It was a Friday, and this was my fifth and last client I had to see. I came to the client's apartment with a preset mind of stress. It was stress that I blamed on him, just like I did with the other consumers: The feeling that they don't need services; the constant calls about nothing but problems; the long drives to their homes to be told that they don't want to be seen; the lies they tell; all of the rescheduling due to petty reasons (My favorite one: "It's because I've been staying home all week from the weather and I've been lazy). With all of that considered, I forget why I do this job.
I come into this client's low-income apartment making sure I don't blow off steam on him, cataloging everything he's done to upset me throughout the whole week. I also make sure I come in with a smile, as always, though I'm eager to set off a calm yet stern-voiced lecture. All of my meetings start with me being an affable image, and this one was no different.
I'm glad I kept my cool, as he pointed to a dresser and told me there was something for me there. It was an envelope. The cover read: "To: Friend Doug." I opened it and pulled out a Christmas card with a greeting. In it was writing that looked like a six-year-old's construction with poor grammar and no consideration of spaces, but this was coming from a middle-aged man. It was the message that made me choke:
"I hope you have a safe trip back east to Virginia
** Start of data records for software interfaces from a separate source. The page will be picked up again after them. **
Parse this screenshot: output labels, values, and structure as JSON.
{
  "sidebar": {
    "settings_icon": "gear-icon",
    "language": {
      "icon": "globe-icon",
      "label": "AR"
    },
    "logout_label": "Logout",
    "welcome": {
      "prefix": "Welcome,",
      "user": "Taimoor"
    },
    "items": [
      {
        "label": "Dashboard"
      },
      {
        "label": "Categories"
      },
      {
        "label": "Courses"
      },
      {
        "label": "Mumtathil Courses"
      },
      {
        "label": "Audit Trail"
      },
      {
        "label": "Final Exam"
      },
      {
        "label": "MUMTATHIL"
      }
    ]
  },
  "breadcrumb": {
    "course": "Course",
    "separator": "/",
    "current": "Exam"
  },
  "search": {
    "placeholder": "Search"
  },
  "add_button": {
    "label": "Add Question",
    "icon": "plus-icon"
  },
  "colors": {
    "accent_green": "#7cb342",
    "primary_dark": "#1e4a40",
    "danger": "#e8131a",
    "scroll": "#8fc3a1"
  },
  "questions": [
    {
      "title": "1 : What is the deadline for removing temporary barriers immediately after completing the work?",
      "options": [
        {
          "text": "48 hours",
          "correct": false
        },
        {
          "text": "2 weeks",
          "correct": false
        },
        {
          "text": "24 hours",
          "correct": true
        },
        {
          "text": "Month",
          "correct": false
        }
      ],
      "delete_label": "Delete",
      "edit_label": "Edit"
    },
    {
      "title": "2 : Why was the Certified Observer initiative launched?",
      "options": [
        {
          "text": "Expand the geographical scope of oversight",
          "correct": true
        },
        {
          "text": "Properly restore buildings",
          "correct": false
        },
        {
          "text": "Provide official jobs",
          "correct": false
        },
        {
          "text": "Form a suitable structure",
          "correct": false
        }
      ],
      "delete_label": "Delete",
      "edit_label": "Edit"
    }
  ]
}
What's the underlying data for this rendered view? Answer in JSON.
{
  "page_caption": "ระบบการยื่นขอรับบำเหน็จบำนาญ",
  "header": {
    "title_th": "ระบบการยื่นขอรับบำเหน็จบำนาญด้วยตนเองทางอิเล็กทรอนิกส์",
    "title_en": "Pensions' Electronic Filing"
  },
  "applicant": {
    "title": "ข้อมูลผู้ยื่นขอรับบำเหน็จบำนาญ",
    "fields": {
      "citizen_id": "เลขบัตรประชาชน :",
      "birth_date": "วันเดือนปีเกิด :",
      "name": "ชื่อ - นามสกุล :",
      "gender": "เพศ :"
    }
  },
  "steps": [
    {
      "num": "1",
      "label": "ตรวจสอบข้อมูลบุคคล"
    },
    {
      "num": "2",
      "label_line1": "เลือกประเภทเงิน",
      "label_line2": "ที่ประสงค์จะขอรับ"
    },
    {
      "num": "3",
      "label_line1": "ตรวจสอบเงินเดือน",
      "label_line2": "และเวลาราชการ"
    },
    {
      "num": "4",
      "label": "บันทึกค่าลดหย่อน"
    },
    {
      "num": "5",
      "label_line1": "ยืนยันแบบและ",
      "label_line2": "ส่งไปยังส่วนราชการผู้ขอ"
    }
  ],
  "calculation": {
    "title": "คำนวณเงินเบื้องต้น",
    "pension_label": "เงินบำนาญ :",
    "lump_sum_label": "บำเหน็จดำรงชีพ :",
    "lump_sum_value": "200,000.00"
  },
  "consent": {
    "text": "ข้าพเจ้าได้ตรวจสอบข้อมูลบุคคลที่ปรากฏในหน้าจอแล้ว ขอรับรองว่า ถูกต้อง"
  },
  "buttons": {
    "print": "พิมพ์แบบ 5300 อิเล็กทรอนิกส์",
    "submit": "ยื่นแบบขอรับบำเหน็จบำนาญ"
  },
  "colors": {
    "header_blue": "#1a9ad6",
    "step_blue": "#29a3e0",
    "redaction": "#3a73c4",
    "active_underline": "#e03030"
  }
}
I smiled a big smile. I looked at him and made sure he knew how much I loved the gift. The gift wasn't the card with a nice message, but it was the thought and appreciation behind it. So, is this is what it feels like to be a teacher? To have a student genuinely acknowledge the work you're doing for them? Because I sure am proud to have someone realize that I'm not just there to give him a hard time and tell him what to do.
This isn't the only case that had me recognize (again) that this job is worth-while. I see improvements, goals being met, thanks being given and effort being put out through each of my clients. I still run into brick walls, but I recognize that it'll take a small drill to slowly get through towards the goal.
I love helping and I love my job.